Despite people being in lockdown for many months, the animal charity received more than 10 calls a day about animals affected by discarded rubbish.
Across Yorkshire and Lincolnshire 361 calls were made about litter-affected animals to the RSPCA in the 12-month period.
Nearly 70 calls were recorded in West Yorkshire and South Yorkshire, with the lowest number recorded in the East Riding of Yorkshire (42), according to the figures released by the charity.
One of the callouts across the region was for a Canada goose whose neck became tightly entangled in old rope at a canal at Luddenden Foot, in Calderdale.
The panicked cries of the bird and his mate alerted a concerned resident to the plight of the goose on Monday 2 November, last year.
Animal rescuer RSPCA Inspector Kris Walker said the goose was very fortunate to have a "happy ending".
In total 3,639 calls were made nationally with the highest figures recorded in Greater London (444).
Callouts nationally included a duck tangled in a medical face mask, a baby hedgehog with plastic wrapped around her neck, and a gannet entangled in plastic.
While the animal welfare charity has also released images of a fox caught in a pastry wrapper to highlight the dangers to wildlife caused by abandoned rubbish.
The charity is urging people to help protect animals by picking up any litter they see lying around as well as ensuring they take their litter home with them.

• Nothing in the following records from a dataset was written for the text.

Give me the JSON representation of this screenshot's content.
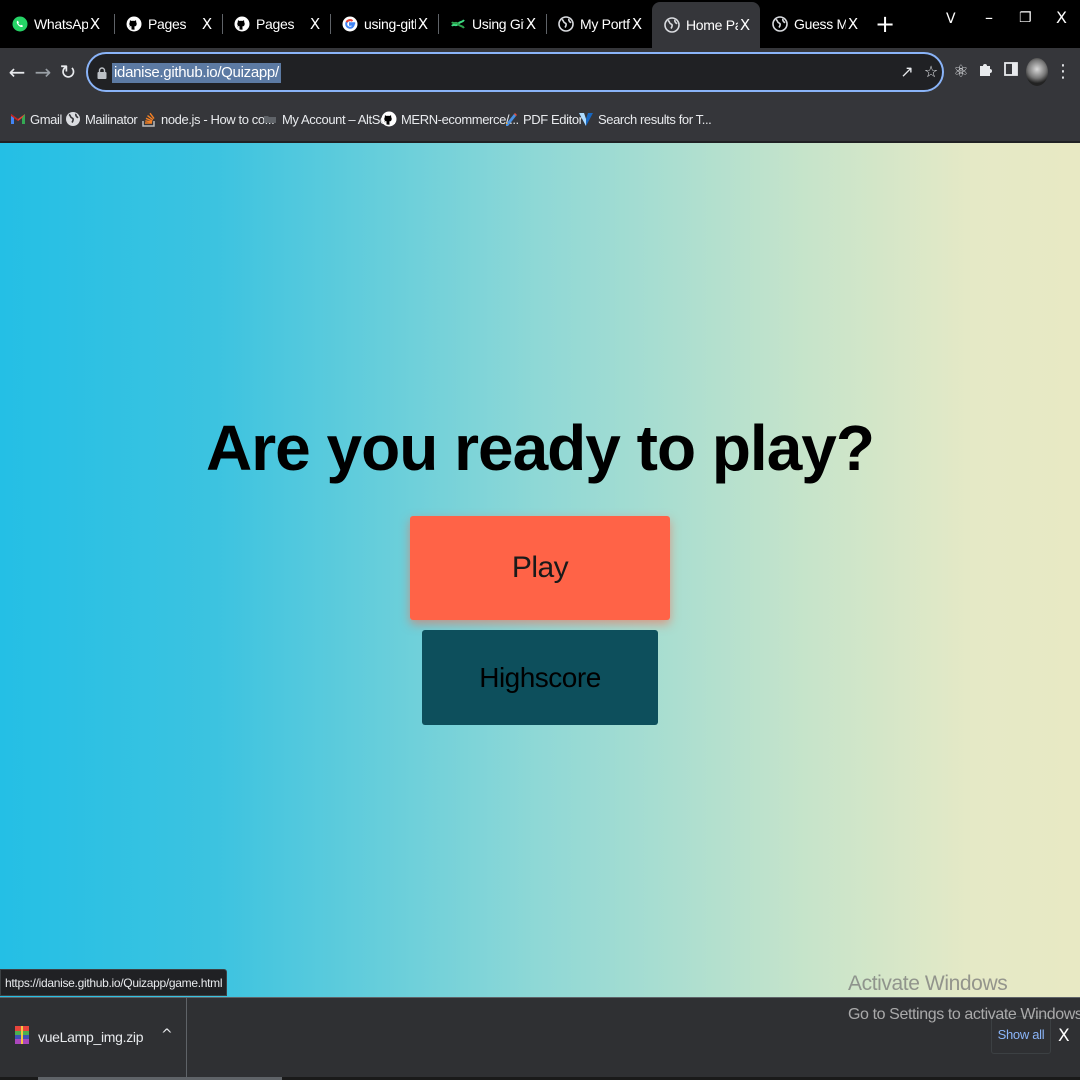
{
  "browser": {
    "tabs": [
      {
        "title": "WhatsApp W",
        "icon": "whatsapp-icon",
        "active": false
      },
      {
        "title": "Pages",
        "icon": "github-icon",
        "active": false
      },
      {
        "title": "Pages",
        "icon": "github-icon",
        "active": false
      },
      {
        "title": "using-github",
        "icon": "google-icon",
        "active": false
      },
      {
        "title": "Using GitHub",
        "icon": "gitbook-icon",
        "active": false
      },
      {
        "title": "My Portfolio",
        "icon": "globe-icon",
        "active": false
      },
      {
        "title": "Home Page",
        "icon": "globe-icon",
        "active": true
      },
      {
        "title": "Guess My Nu",
        "icon": "globe-icon",
        "active": false
      }
    ],
    "tab_close_glyph": "X",
    "new_tab_glyph": "+",
    "window_controls": {
      "tab_search": "V",
      "minimize": "–",
      "restore": "❐",
      "close": "X"
    },
    "address_bar": {
      "url": "idanise.github.io/Quizapp/"
    },
    "bookmarks": [
      {
        "label": "Gmail",
        "icon": "gmail-icon"
      },
      {
        "label": "Mailinator",
        "icon": "globe-icon"
      },
      {
        "label": "node.js - How to co...",
        "icon": "stackoverflow-icon"
      },
      {
        "label": "My Account – AltSc...",
        "icon": "folder-icon"
      },
      {
        "label": "MERN-ecommerce/...",
        "icon": "github-icon"
      },
      {
        "label": "PDF Editor",
        "icon": "pdf-editor-icon"
      },
      {
        "label": "Search results for T...",
        "icon": "vuetify-icon"
      }
    ],
    "status_bar_url": "https://idanise.github.io/Quizapp/game.html"
  },
  "page": {
    "headline": "Are you ready to play?",
    "play_label": "Play",
    "highscore_label": "Highscore",
    "colors": {
      "play": "#ff6347",
      "highscore": "#0d4f5c",
      "gradient_start": "#24bfe5",
      "gradient_end": "#e8e9c4"
    }
  },
  "windows_watermark": {
    "title": "Activate Windows",
    "subtitle": "Go to Settings to activate Windows."
  },
  "download_shelf": {
    "file_name": "vueLamp_img.zip",
    "caret": "^",
    "show_all_label": "Show all",
    "close_glyph": "X"
  }
}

Wildlife department head Adam Grogan called litter "one of the biggest hazards our wildlife faces today" and called on lockdown walkers to help eliminate it.
He said: "Our staff deal with thousands of incidents every year where animals have been impacted by litter – and they’re the ones that we know of.
"I’m sure for every animal we’re able to help there are many that go unseen, unreported and may even lose their lives."
Mr Grogan added PPE being used during the coronavirus pandemic then thrown away has made the issue worse.
He said: "The pandemic has just added to the problem with many disposable masks just being discarded on the ground.
"These are a new danger to animals and we’ve been called out to rescue animals like ducks and gulls caught up in the masks’ elastic straps."
As well as regular rubbish, the RSPCA deals with many animals which have suffered injuries from angling litter like discarded fishing line, hooks and plastic netting.
Nearly 40 per cent (1,510) of all litter-related calls to the RSPCA last year were about animals specifically caught in fishing litter.
These included a seal being strangled by an old fishing net and dozens of swans injured by old fishing hooks or entangled in fishing line.
Mr Grogan said: "Animals who get their heads or necks stuck in litter can suffer severe injuries as they struggle to break free and can even suffocate, while others will slowly grow weaker and weaker as they try to hunt or find food or water.
"Others will get fishing line or netting cutting deep into their skin, affecting circulation and with wounds becoming seriously infected.
"These hazards can very quickly become a matter of life or death for these animals and action is urgently needed to tackle this problem head-on. It’s up to every one of us to do our bit in the war against litter."
On other types of waste, he added: "If members of the public see discarded litter we would encourage them to pick it up safely and put it in the bin, remembering to wash their hands after. Their action could save an animal’s life."
In the last two years, the charity has received 8,092 calls about animals injured or caught up in litter.
This spring the RSPCA is encouraging the public to take part in the Great British Spring Clean - a movement to raise awareness about litter's impact on our environment, ecosystems, and wildlife.
As part of the challenge between 28 May and 13 June the RSPCA are on a million mile litter picking mission, and encouraging the public to take part with photographs using #GBSpringClean on social media.